[Start of section]
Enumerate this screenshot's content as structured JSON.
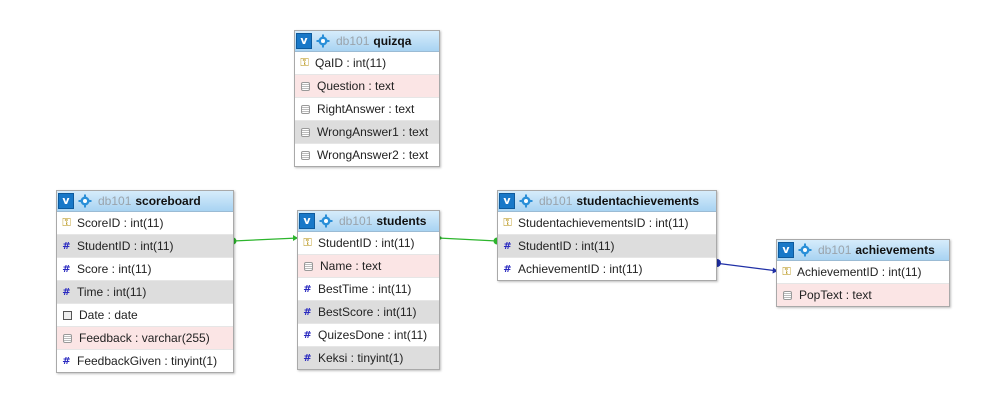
{
  "db_name": "db101",
  "colors": {
    "link_green": "#2db52d",
    "link_blue": "#1f2fa6",
    "header_blue": "#1878c8"
  },
  "tables": {
    "quizqa": {
      "name": "quizqa",
      "columns": [
        {
          "label": "QaID : int(11)",
          "icon": "key-icon",
          "shade": "white"
        },
        {
          "label": "Question : text",
          "icon": "text-icon",
          "shade": "pink"
        },
        {
          "label": "RightAnswer : text",
          "icon": "text-icon",
          "shade": "white"
        },
        {
          "label": "WrongAnswer1 : text",
          "icon": "text-icon",
          "shade": "gray"
        },
        {
          "label": "WrongAnswer2 : text",
          "icon": "text-icon",
          "shade": "white"
        }
      ]
    },
    "scoreboard": {
      "name": "scoreboard",
      "columns": [
        {
          "label": "ScoreID : int(11)",
          "icon": "key-icon",
          "shade": "white"
        },
        {
          "label": "StudentID : int(11)",
          "icon": "number-icon",
          "shade": "gray"
        },
        {
          "label": "Score : int(11)",
          "icon": "number-icon",
          "shade": "white"
        },
        {
          "label": "Time : int(11)",
          "icon": "number-icon",
          "shade": "gray"
        },
        {
          "label": "Date : date",
          "icon": "date-icon",
          "shade": "white"
        },
        {
          "label": "Feedback : varchar(255)",
          "icon": "text-icon",
          "shade": "pink"
        },
        {
          "label": "FeedbackGiven : tinyint(1)",
          "icon": "number-icon",
          "shade": "white"
        }
      ]
    },
    "students": {
      "name": "students",
      "columns": [
        {
          "label": "StudentID : int(11)",
          "icon": "key-icon",
          "shade": "white"
        },
        {
          "label": "Name : text",
          "icon": "text-icon",
          "shade": "pink"
        },
        {
          "label": "BestTime : int(11)",
          "icon": "number-icon",
          "shade": "white"
        },
        {
          "label": "BestScore : int(11)",
          "icon": "number-icon",
          "shade": "gray"
        },
        {
          "label": "QuizesDone : int(11)",
          "icon": "number-icon",
          "shade": "white"
        },
        {
          "label": "Keksi : tinyint(1)",
          "icon": "number-icon",
          "shade": "gray"
        }
      ]
    },
    "studentachievements": {
      "name": "studentachievements",
      "columns": [
        {
          "label": "StudentachievementsID : int(11)",
          "icon": "key-icon",
          "shade": "white"
        },
        {
          "label": "StudentID : int(11)",
          "icon": "number-icon",
          "shade": "gray"
        },
        {
          "label": "AchievementID : int(11)",
          "icon": "number-icon",
          "shade": "white"
        }
      ]
    },
    "achievements": {
      "name": "achievements",
      "columns": [
        {
          "label": "AchievementID : int(11)",
          "icon": "key-icon",
          "shade": "white"
        },
        {
          "label": "PopText : text",
          "icon": "text-icon",
          "shade": "pink"
        }
      ]
    }
  }
}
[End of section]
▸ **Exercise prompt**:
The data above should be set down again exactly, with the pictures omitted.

▸ **Output below**:
Enumerate this screenshot's content as structured JSON.
{
  "db_name": "db101",
  "colors": {
    "link_green": "#2db52d",
    "link_blue": "#1f2fa6",
    "header_blue": "#1878c8"
  },
  "tables": {
    "quizqa": {
      "name": "quizqa",
      "columns": [
        {
          "label": "QaID : int(11)",
          "icon": "key-icon",
          "shade": "white"
        },
        {
          "label": "Question : text",
          "icon": "text-icon",
          "shade": "pink"
        },
        {
          "label": "RightAnswer : text",
          "icon": "text-icon",
          "shade": "white"
        },
        {
          "label": "WrongAnswer1 : text",
          "icon": "text-icon",
          "shade": "gray"
        },
        {
          "label": "WrongAnswer2 : text",
          "icon": "text-icon",
          "shade": "white"
        }
      ]
    },
    "scoreboard": {
      "name": "scoreboard",
      "columns": [
        {
          "label": "ScoreID : int(11)",
          "icon": "key-icon",
          "shade": "white"
        },
        {
          "label": "StudentID : int(11)",
          "icon": "number-icon",
          "shade": "gray"
        },
        {
          "label": "Score : int(11)",
          "icon": "number-icon",
          "shade": "white"
        },
        {
          "label": "Time : int(11)",
          "icon": "number-icon",
          "shade": "gray"
        },
        {
          "label": "Date : date",
          "icon": "date-icon",
          "shade": "white"
        },
        {
          "label": "Feedback : varchar(255)",
          "icon": "text-icon",
          "shade": "pink"
        },
        {
          "label": "FeedbackGiven : tinyint(1)",
          "icon": "number-icon",
          "shade": "white"
        }
      ]
    },
    "students": {
      "name": "students",
      "columns": [
        {
          "label": "StudentID : int(11)",
          "icon": "key-icon",
          "shade": "white"
        },
        {
          "label": "Name : text",
          "icon": "text-icon",
          "shade": "pink"
        },
        {
          "label": "BestTime : int(11)",
          "icon": "number-icon",
          "shade": "white"
        },
        {
          "label": "BestScore : int(11)",
          "icon": "number-icon",
          "shade": "gray"
        },
        {
          "label": "QuizesDone : int(11)",
          "icon": "number-icon",
          "shade": "white"
        },
        {
          "label": "Keksi : tinyint(1)",
          "icon": "number-icon",
          "shade": "gray"
        }
      ]
    },
    "studentachievements": {
      "name": "studentachievements",
      "columns": [
        {
          "label": "StudentachievementsID : int(11)",
          "icon": "key-icon",
          "shade": "white"
        },
        {
          "label": "StudentID : int(11)",
          "icon": "number-icon",
          "shade": "gray"
        },
        {
          "label": "AchievementID : int(11)",
          "icon": "number-icon",
          "shade": "white"
        }
      ]
    },
    "achievements": {
      "name": "achievements",
      "columns": [
        {
          "label": "AchievementID : int(11)",
          "icon": "key-icon",
          "shade": "white"
        },
        {
          "label": "PopText : text",
          "icon": "text-icon",
          "shade": "pink"
        }
      ]
    }
  }
}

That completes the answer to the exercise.